══ DATA IN THIS EXERCISE
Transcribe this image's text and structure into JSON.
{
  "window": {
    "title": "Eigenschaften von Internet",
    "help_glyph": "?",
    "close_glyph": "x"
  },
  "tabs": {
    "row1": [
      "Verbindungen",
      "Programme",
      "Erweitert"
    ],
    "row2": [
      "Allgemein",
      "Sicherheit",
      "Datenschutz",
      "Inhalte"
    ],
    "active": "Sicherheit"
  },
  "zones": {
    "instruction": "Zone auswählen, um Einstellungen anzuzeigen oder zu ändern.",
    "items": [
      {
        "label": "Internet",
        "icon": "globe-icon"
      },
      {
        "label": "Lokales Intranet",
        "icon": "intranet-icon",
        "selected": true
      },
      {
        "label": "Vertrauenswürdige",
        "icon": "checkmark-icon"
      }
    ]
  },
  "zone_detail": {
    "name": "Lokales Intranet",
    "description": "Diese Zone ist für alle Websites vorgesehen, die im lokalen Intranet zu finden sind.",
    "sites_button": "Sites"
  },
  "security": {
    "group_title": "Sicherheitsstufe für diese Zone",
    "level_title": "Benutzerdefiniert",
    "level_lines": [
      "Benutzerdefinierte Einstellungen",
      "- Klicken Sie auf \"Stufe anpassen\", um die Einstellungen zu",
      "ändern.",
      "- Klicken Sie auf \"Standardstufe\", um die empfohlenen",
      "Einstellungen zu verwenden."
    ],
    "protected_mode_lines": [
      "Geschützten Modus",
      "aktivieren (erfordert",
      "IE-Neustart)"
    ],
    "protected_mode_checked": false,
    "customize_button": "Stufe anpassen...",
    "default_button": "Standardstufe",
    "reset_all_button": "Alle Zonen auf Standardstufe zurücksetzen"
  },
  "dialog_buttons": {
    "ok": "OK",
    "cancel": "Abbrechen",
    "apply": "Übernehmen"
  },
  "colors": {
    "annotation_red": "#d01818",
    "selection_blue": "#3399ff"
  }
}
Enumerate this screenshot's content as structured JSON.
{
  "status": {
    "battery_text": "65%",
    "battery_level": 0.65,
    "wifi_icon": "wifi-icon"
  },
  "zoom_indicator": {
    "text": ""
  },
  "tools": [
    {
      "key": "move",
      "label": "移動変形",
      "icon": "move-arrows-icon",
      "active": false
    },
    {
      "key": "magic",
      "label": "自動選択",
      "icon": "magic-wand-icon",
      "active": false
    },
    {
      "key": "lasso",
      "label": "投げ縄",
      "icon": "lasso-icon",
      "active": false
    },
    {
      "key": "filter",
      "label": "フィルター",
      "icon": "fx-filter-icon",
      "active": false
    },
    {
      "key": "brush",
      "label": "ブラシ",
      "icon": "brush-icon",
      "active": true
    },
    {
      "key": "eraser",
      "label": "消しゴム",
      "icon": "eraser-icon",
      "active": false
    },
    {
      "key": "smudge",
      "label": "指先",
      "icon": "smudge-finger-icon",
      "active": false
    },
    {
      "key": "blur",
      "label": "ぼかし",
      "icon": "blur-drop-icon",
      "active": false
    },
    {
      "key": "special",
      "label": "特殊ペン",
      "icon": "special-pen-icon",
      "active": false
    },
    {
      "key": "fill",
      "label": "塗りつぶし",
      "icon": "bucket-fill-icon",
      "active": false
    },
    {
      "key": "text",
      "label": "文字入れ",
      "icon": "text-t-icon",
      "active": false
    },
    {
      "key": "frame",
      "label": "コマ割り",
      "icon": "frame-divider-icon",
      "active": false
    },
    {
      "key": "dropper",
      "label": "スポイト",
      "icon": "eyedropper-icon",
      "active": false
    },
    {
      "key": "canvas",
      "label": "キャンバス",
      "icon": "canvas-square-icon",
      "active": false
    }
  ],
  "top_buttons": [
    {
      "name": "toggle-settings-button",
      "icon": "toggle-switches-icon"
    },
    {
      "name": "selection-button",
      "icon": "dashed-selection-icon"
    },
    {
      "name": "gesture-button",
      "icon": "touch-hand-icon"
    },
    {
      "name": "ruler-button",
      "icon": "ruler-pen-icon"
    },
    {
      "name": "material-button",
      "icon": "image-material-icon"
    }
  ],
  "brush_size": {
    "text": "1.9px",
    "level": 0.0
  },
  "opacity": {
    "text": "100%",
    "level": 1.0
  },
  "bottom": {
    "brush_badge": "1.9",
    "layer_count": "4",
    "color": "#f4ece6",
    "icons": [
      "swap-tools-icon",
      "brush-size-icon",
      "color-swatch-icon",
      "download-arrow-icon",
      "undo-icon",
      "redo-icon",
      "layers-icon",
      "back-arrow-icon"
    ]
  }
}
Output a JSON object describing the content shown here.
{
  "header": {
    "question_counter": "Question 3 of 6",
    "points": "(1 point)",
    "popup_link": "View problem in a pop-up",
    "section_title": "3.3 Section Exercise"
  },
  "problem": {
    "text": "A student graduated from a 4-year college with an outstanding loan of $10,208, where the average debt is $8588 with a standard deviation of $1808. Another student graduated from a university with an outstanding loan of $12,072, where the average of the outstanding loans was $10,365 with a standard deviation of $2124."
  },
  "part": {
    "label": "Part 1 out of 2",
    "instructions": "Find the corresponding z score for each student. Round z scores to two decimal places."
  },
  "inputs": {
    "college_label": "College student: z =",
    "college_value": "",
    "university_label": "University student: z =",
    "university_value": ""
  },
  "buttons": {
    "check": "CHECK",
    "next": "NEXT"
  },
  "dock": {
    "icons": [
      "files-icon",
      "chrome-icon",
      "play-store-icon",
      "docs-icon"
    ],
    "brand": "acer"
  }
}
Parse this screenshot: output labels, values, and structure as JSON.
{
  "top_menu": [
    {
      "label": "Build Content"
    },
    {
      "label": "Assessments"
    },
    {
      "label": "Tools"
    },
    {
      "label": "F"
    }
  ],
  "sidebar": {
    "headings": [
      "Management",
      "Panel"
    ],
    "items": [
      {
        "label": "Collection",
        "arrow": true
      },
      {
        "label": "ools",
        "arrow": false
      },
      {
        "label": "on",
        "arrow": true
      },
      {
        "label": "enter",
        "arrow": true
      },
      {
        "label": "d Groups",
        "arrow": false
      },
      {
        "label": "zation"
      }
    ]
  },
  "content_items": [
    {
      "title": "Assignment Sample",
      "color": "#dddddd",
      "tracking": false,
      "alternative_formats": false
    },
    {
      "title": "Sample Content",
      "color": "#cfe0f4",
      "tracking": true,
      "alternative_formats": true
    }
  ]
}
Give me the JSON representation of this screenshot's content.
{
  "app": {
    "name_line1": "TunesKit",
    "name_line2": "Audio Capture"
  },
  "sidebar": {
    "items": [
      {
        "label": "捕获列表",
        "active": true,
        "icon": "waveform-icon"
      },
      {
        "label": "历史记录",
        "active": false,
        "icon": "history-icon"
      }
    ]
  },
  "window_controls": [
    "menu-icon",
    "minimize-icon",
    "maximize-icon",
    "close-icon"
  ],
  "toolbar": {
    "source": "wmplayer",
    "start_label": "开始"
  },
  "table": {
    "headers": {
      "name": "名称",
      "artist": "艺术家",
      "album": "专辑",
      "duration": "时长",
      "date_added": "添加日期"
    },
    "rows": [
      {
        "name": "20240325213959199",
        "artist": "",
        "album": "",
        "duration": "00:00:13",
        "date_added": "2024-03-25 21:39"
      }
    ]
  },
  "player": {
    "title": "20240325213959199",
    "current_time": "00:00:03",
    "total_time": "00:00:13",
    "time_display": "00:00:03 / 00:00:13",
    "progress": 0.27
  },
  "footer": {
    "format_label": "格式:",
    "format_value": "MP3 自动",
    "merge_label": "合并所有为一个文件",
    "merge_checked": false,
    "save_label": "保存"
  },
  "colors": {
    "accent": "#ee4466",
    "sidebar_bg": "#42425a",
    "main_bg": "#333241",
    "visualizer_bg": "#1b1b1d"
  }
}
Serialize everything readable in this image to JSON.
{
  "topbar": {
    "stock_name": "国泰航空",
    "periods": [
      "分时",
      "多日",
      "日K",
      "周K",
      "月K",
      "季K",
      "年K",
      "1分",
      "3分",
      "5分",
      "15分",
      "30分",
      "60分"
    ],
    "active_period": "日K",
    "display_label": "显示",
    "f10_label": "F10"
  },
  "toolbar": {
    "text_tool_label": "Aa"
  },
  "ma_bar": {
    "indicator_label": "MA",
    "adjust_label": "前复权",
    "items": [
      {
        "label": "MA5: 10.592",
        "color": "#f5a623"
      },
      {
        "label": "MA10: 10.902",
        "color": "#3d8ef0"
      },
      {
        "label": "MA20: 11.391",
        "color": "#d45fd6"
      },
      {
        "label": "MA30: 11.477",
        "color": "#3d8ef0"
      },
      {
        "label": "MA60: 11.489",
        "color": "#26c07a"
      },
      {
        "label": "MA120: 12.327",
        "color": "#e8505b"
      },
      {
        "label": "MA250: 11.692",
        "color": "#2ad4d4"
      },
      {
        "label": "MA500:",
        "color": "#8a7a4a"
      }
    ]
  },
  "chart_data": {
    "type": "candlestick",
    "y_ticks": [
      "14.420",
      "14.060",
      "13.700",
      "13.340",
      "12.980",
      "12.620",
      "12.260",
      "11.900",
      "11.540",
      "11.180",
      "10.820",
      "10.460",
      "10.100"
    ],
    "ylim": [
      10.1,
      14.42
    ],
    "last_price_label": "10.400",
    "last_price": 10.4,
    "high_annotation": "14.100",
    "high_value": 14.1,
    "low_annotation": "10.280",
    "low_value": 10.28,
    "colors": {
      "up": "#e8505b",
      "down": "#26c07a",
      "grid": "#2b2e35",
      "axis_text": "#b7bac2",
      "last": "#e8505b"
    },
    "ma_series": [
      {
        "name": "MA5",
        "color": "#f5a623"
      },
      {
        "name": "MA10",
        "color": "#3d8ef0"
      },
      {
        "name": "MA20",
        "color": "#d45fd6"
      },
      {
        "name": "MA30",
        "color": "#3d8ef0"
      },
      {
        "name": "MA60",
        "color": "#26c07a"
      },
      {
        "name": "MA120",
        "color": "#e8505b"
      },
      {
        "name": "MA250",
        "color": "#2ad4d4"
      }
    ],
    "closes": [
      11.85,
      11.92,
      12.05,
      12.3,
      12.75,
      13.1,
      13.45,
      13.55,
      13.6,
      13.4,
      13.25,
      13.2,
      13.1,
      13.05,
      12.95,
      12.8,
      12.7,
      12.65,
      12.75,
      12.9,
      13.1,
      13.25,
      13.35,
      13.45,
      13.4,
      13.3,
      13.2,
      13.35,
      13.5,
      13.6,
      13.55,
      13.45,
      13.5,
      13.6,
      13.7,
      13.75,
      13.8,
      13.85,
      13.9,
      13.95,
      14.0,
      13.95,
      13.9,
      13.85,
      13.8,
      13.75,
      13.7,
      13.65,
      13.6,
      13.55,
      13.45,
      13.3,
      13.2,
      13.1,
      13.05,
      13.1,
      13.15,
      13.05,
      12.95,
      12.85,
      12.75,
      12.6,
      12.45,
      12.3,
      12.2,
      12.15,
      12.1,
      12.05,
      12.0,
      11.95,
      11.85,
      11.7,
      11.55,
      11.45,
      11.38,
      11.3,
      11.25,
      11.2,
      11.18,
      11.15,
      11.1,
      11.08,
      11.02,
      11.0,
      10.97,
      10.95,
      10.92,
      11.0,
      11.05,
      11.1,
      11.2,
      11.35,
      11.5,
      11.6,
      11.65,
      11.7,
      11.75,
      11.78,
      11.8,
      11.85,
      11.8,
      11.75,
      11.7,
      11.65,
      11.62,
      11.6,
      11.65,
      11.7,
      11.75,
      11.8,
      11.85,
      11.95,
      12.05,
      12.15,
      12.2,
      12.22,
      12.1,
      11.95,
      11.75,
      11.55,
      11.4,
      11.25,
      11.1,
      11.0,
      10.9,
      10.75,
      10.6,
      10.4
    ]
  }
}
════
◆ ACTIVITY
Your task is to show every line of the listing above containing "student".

◆ SOLUTION TO THE PROBLEM
    "text": "A student graduated from a 4-year college with an outstanding loan of $10,208, where the average debt is $8588 with a standard deviation of $1808. Another student graduated from a university with an outstanding loan of $12,072, where the average of the outstanding loans was $10,365 with a standard deviation of $2124."
    "instructions": "Find the corresponding z score for each student. Round z scores to two decimal places."
    "college_label": "College student: z =",
    "university_label": "University student: z =",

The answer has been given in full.